Data section section start

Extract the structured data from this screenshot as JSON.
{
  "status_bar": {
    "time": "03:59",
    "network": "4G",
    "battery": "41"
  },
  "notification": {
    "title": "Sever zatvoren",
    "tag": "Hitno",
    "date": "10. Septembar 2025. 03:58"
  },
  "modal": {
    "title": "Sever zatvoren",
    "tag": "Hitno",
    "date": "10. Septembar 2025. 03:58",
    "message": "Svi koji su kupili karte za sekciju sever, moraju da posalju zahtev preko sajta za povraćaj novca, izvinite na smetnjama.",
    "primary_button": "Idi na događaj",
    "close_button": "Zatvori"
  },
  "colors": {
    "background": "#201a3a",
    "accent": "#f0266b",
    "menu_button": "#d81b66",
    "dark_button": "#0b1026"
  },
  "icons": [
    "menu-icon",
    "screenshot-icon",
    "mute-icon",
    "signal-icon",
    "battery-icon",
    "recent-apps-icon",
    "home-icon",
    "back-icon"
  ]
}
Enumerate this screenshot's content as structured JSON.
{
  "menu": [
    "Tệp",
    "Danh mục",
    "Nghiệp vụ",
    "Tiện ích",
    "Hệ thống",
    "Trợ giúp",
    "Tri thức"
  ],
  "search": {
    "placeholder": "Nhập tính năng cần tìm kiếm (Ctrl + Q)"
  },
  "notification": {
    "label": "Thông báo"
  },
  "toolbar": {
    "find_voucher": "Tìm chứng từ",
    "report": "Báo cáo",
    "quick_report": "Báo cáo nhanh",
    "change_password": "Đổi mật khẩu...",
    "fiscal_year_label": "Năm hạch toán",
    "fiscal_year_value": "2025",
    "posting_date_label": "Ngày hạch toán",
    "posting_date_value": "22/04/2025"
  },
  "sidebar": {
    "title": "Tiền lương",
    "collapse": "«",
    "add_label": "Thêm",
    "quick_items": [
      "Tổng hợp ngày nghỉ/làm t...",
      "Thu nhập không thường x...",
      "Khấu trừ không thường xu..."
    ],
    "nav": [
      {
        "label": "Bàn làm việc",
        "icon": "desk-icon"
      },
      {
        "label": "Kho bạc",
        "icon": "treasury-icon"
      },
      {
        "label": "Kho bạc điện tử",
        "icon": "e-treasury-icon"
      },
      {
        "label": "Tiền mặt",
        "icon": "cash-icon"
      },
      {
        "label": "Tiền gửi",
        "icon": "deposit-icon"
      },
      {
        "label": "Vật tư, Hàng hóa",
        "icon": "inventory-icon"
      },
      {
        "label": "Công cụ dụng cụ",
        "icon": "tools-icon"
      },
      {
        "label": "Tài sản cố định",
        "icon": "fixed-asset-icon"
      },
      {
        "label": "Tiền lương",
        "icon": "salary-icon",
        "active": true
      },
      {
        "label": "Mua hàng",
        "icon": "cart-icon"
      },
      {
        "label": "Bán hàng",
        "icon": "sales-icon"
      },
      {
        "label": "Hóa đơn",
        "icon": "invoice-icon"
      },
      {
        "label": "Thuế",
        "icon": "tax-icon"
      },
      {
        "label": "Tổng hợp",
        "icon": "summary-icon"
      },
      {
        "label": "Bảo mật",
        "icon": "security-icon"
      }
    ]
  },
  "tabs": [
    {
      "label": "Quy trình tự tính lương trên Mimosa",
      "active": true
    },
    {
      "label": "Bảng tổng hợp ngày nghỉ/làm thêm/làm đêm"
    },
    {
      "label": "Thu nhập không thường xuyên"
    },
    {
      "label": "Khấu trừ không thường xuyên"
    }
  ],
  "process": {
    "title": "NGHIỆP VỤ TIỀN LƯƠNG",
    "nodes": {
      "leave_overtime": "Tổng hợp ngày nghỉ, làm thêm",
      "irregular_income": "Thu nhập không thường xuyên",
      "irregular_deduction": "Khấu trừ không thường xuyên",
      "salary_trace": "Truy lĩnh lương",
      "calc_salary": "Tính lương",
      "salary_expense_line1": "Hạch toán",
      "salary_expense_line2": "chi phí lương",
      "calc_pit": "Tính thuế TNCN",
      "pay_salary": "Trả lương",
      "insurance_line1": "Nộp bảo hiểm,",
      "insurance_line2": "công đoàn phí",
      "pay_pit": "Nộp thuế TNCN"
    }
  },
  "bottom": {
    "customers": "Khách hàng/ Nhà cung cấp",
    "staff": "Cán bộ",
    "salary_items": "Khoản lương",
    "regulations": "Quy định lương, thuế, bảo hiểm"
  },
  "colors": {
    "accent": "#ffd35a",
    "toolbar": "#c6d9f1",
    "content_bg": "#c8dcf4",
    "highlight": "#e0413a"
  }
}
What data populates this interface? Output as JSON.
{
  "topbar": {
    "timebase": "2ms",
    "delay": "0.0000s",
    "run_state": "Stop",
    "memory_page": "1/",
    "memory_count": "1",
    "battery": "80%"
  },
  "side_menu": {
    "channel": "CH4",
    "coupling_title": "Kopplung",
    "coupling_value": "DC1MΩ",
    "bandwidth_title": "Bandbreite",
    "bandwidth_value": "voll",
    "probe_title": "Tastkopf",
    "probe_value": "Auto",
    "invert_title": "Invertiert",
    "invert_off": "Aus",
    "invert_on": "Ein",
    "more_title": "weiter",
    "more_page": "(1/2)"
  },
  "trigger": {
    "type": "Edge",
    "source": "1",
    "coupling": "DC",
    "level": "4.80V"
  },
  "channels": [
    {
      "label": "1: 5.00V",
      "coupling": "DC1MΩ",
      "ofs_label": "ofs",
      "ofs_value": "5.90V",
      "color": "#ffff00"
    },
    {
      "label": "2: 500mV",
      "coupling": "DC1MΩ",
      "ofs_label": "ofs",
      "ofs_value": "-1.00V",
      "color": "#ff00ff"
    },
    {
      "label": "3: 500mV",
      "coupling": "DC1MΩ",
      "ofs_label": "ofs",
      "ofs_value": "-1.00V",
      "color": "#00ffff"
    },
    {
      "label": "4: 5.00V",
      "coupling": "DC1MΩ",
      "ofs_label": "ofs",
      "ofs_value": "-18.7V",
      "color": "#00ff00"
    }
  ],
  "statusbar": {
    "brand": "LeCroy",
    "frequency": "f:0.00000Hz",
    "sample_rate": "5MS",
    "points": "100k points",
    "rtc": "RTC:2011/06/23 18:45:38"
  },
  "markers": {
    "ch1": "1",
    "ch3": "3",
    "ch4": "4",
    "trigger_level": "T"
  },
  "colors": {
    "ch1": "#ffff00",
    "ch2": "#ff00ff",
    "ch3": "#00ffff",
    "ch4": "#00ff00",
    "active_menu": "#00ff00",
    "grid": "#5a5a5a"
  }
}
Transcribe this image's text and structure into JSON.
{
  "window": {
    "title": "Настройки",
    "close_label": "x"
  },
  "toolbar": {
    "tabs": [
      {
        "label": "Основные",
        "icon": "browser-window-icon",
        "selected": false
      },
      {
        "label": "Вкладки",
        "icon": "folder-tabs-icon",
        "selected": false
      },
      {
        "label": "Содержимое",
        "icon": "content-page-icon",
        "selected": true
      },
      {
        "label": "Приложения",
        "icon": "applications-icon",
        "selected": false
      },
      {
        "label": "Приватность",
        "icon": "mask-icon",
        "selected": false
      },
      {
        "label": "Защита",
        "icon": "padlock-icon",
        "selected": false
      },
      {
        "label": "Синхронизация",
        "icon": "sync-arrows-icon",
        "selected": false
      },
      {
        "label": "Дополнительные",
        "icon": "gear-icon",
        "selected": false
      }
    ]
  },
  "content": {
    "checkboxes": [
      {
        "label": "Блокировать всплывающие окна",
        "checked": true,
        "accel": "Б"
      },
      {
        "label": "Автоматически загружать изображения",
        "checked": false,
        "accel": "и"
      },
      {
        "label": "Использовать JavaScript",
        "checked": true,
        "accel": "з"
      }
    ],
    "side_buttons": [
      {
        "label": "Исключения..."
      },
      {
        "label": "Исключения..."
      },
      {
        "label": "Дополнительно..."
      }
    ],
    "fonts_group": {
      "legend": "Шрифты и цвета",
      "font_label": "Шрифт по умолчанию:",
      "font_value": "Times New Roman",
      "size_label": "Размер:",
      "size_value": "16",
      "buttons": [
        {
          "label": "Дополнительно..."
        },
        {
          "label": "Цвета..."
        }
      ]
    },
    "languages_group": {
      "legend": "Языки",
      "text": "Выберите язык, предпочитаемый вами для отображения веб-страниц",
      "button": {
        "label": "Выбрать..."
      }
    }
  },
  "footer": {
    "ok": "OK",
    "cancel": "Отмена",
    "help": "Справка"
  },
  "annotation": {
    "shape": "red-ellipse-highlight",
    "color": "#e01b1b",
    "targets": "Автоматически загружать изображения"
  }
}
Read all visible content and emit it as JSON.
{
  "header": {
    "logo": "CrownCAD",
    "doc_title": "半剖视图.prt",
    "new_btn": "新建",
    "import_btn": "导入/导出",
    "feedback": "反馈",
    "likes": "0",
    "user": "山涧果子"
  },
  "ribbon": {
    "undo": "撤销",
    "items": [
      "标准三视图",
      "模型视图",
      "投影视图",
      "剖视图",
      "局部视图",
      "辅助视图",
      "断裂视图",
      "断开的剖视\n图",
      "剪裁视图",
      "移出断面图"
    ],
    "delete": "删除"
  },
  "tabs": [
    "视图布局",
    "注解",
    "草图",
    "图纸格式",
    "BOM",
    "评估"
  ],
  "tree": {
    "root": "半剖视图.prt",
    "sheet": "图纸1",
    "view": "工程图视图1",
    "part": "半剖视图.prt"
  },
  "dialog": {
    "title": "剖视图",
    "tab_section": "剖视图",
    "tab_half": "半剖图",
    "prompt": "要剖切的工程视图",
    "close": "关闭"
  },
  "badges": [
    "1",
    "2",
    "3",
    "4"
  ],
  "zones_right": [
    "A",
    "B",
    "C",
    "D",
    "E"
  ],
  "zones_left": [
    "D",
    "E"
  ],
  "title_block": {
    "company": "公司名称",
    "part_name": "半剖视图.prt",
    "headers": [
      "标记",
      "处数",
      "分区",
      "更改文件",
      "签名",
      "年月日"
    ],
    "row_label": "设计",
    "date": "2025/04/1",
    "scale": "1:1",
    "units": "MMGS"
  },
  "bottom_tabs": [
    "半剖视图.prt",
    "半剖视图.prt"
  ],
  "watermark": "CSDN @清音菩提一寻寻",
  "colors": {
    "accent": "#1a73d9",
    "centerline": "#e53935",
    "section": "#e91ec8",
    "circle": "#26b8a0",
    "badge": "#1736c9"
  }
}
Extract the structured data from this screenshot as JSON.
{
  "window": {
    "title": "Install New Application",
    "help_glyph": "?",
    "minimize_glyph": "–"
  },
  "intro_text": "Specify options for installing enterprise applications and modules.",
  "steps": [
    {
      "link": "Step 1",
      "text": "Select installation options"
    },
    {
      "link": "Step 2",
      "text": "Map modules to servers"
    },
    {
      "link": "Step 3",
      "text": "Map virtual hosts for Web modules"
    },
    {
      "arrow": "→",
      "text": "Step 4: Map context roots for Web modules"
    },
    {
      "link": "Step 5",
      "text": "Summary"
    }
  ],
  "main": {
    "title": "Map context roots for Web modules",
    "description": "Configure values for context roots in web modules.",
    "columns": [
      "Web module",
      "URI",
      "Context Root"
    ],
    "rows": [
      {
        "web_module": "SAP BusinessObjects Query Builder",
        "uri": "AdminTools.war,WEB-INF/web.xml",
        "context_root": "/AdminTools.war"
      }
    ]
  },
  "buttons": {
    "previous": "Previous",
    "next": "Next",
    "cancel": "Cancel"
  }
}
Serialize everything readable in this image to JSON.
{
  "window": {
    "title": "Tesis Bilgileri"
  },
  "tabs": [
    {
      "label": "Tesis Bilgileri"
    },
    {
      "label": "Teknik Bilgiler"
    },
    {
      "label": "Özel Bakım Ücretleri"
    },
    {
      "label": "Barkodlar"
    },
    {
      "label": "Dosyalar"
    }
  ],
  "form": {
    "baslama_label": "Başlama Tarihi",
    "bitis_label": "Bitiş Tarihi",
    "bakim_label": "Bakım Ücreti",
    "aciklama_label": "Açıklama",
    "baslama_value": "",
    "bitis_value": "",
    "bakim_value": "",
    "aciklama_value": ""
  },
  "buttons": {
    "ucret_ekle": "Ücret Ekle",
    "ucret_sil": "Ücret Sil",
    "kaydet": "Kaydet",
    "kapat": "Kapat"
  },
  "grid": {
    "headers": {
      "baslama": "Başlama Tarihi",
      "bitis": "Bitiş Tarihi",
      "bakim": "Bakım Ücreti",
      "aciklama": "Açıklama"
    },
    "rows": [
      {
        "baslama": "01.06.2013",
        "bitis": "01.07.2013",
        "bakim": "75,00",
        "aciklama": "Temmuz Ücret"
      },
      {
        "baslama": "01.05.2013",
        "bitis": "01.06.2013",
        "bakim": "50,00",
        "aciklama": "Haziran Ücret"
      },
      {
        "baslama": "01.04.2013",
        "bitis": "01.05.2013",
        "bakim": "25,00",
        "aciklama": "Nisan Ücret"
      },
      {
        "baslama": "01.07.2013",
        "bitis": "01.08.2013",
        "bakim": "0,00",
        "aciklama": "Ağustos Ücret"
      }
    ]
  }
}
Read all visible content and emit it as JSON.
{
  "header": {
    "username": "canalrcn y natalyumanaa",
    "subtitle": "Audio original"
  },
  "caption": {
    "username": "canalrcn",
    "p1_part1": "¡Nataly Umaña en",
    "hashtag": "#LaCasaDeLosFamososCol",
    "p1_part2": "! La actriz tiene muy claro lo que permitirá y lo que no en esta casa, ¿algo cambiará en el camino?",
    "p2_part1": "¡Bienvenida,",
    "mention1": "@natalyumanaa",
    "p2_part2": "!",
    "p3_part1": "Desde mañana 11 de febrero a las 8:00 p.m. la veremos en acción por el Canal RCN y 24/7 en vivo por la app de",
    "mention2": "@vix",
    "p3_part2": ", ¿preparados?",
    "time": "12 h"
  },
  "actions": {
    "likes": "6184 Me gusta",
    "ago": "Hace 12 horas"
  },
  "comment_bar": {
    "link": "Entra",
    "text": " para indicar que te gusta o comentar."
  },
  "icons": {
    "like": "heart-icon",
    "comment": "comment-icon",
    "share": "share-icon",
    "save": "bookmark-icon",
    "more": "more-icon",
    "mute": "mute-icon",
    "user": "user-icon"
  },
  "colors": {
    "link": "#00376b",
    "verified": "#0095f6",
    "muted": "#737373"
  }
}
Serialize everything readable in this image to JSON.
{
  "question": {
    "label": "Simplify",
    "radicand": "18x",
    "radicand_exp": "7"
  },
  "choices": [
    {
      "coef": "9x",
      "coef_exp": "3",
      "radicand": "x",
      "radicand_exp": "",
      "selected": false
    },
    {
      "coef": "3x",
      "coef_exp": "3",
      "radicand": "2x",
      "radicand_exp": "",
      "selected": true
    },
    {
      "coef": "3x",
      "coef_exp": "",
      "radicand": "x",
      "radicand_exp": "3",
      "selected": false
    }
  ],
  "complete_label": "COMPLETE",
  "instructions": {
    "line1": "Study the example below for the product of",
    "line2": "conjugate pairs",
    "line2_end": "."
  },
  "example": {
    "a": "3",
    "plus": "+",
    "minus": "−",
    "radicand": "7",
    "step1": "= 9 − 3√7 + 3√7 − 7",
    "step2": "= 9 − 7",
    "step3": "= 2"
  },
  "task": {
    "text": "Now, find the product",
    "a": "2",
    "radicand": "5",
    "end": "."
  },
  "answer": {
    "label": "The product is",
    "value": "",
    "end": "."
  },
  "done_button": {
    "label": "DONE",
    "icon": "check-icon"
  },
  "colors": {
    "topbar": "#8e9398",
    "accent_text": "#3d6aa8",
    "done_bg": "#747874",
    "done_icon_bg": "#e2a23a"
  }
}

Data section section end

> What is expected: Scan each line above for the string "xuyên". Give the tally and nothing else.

> Result for this task: 4